Segment Open
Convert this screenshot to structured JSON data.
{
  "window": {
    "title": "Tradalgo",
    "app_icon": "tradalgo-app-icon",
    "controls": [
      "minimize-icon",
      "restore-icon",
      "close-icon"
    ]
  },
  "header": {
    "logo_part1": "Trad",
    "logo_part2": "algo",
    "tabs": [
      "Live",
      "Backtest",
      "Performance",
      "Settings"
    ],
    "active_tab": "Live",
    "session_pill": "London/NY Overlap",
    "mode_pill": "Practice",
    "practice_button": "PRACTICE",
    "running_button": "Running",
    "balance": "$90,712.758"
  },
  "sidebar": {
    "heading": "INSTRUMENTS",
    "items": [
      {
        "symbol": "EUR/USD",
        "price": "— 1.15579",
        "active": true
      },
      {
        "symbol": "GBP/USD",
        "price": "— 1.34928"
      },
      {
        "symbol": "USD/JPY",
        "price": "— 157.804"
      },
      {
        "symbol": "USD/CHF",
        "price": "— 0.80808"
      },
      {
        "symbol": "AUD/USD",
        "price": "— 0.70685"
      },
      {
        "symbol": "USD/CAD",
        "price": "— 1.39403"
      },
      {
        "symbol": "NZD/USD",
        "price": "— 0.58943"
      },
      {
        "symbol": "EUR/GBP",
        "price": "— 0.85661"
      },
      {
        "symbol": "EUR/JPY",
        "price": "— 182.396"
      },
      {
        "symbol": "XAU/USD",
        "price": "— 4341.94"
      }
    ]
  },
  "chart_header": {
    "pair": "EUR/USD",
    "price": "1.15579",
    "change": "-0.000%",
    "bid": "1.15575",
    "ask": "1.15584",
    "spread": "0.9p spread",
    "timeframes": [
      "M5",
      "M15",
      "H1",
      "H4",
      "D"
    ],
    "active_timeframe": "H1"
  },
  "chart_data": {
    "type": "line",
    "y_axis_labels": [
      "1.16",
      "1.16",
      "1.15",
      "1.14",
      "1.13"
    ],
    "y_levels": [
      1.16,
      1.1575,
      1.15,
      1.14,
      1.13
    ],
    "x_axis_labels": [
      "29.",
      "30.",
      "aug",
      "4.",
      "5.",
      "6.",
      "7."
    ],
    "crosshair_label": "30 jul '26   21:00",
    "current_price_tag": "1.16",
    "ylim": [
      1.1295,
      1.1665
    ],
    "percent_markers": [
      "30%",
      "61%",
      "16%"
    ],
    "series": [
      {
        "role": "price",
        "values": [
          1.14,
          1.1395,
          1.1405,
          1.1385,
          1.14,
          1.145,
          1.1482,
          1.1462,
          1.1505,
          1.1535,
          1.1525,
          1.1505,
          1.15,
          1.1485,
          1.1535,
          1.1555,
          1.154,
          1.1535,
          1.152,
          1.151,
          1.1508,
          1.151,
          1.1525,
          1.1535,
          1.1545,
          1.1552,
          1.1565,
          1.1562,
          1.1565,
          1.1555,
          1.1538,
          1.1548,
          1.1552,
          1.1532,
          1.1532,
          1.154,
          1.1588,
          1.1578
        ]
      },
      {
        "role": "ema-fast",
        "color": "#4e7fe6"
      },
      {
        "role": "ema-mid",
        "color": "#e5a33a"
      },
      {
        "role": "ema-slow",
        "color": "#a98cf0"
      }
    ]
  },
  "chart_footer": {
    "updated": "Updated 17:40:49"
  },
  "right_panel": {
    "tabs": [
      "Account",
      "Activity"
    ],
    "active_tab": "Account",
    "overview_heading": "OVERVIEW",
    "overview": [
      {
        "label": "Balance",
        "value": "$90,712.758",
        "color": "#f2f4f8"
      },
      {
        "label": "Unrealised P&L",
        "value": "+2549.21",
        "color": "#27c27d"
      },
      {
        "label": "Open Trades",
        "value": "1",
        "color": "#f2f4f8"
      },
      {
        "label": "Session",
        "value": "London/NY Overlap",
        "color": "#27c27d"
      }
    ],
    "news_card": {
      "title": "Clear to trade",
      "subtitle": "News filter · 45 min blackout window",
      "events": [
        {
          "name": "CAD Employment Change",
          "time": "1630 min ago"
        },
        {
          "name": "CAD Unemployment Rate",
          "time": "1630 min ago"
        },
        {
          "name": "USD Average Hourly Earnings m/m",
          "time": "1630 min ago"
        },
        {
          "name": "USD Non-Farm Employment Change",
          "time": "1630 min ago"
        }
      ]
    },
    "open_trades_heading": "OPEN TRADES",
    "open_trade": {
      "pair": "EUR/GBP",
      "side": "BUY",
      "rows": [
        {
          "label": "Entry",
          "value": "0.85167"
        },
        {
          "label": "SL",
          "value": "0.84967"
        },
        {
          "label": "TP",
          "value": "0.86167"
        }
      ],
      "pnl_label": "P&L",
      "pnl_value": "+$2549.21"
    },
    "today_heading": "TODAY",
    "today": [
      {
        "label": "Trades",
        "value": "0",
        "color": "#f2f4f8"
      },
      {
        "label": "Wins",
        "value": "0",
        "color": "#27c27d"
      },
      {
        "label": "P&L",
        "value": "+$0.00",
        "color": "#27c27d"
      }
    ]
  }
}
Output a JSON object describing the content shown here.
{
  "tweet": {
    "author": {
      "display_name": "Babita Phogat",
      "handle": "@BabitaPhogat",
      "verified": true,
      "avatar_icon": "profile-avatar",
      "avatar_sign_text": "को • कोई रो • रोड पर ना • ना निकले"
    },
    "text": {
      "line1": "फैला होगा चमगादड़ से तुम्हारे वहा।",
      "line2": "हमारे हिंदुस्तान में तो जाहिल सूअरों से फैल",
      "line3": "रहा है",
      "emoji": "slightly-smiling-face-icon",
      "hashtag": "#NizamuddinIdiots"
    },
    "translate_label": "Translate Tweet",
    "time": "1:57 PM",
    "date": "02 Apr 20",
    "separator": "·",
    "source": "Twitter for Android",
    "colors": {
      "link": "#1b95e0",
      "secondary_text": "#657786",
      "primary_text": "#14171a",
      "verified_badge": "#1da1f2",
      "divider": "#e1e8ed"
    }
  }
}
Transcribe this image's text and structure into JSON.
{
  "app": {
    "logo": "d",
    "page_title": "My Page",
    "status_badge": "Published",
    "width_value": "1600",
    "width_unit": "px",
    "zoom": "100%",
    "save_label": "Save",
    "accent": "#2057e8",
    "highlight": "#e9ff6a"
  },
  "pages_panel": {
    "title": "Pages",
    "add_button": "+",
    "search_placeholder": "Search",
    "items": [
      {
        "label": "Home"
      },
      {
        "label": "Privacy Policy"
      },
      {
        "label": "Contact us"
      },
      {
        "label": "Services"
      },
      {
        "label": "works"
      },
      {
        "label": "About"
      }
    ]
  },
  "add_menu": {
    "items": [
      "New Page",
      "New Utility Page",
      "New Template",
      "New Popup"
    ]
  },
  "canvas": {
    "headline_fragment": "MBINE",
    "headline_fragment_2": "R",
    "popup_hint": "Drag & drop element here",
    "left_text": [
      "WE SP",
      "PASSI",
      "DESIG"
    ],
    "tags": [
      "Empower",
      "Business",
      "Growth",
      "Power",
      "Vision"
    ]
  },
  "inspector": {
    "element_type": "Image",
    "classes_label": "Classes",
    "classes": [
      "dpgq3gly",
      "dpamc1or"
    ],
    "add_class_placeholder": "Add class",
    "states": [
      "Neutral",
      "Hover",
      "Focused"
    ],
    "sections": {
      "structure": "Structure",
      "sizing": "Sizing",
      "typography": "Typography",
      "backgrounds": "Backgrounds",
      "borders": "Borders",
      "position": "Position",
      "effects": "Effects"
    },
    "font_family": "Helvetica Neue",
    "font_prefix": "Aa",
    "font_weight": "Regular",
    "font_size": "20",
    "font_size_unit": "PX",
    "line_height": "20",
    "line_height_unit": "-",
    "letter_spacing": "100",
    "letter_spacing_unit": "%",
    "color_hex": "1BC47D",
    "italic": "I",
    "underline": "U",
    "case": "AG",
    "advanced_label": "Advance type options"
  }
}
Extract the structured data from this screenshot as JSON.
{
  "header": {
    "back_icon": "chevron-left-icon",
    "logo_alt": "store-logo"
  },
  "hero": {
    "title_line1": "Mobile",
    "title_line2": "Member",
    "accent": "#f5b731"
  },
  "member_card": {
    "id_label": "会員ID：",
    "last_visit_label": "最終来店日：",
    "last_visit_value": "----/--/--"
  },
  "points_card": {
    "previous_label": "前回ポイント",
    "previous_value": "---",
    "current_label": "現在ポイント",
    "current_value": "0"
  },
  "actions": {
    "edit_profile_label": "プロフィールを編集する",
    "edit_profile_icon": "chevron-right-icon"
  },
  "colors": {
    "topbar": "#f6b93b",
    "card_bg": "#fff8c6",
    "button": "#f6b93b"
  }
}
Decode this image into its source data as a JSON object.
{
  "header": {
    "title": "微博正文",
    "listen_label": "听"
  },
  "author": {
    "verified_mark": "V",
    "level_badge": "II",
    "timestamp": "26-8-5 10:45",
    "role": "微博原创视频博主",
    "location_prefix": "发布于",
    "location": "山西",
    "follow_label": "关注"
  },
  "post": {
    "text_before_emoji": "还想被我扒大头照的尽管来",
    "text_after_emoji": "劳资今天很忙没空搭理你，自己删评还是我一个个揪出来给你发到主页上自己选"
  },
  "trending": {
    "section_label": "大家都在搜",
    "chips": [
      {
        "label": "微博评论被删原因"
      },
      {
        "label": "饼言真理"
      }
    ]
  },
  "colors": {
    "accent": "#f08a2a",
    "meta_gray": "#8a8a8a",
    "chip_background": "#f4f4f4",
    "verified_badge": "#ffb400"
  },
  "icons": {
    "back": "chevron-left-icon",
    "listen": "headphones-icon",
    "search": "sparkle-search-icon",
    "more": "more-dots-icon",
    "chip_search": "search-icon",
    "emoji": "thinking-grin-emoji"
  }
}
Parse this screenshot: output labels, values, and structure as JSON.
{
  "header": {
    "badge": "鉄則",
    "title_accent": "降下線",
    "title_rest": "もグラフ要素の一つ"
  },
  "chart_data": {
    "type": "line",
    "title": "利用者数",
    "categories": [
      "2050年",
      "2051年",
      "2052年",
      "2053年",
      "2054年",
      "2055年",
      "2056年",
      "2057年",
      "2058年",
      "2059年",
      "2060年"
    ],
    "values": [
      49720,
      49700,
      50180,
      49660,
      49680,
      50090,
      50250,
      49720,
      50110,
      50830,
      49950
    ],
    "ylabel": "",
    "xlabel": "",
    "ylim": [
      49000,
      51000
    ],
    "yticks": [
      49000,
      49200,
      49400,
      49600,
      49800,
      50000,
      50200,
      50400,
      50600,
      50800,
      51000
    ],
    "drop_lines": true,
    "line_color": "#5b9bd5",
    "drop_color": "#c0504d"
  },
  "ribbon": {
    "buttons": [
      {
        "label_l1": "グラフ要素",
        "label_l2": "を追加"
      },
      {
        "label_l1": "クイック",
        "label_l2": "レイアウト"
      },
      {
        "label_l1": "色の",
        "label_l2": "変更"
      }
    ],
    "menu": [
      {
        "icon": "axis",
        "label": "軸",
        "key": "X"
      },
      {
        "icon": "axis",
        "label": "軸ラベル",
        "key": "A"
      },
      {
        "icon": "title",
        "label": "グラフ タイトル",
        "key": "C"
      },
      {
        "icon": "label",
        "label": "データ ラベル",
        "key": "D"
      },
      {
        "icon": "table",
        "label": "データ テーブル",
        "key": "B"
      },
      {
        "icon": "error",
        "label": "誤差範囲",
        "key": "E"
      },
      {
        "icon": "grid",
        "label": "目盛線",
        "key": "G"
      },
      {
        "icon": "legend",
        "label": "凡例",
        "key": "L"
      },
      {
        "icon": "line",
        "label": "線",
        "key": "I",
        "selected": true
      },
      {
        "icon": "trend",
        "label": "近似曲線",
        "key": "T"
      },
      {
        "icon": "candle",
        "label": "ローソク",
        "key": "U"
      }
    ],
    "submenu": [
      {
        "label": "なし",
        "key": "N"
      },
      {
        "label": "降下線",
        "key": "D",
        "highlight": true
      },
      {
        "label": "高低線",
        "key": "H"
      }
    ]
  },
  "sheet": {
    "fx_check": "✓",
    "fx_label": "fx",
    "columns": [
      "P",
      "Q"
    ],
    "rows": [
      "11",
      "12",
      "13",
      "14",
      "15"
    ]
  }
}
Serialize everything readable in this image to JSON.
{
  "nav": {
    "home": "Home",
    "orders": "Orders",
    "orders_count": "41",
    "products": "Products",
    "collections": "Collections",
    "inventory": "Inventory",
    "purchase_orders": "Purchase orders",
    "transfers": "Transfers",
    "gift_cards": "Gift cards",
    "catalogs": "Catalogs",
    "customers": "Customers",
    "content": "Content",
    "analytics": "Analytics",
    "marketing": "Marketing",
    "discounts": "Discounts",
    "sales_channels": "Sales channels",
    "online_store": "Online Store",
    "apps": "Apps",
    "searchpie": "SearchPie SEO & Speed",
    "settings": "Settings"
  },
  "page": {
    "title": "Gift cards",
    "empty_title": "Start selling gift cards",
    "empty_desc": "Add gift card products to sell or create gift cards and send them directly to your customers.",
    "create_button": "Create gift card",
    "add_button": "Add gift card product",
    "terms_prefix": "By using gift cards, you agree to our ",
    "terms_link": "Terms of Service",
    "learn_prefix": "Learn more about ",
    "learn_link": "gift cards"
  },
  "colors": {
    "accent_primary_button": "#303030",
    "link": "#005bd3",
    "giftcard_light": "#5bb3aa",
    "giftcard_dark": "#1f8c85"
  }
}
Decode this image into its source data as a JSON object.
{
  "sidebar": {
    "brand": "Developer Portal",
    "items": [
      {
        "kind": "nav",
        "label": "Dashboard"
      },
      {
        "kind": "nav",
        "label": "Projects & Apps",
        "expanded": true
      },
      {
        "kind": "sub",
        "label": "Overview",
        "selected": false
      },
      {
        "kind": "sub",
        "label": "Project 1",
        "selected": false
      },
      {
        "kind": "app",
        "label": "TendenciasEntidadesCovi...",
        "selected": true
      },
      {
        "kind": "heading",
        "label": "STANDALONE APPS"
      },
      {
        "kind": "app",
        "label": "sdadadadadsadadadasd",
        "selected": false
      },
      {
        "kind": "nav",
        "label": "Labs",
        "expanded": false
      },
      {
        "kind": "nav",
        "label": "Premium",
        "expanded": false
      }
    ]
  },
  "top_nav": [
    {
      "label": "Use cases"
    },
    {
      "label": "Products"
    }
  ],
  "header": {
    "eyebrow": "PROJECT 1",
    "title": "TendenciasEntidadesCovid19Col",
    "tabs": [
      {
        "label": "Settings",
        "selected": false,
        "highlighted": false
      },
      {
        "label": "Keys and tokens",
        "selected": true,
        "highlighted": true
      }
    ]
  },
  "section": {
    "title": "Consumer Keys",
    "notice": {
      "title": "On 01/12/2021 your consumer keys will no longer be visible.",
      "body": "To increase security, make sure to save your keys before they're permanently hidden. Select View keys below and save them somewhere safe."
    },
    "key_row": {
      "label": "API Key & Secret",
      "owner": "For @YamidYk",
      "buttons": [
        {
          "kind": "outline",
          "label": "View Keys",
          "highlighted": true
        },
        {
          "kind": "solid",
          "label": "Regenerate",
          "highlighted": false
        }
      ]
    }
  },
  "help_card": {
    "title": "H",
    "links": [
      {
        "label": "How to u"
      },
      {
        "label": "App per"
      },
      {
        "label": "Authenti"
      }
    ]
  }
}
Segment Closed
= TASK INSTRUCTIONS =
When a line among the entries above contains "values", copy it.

= OUTPUT =
        "values": [
Parse this screenshot: output labels, values, and structure as JSON.
    "values": [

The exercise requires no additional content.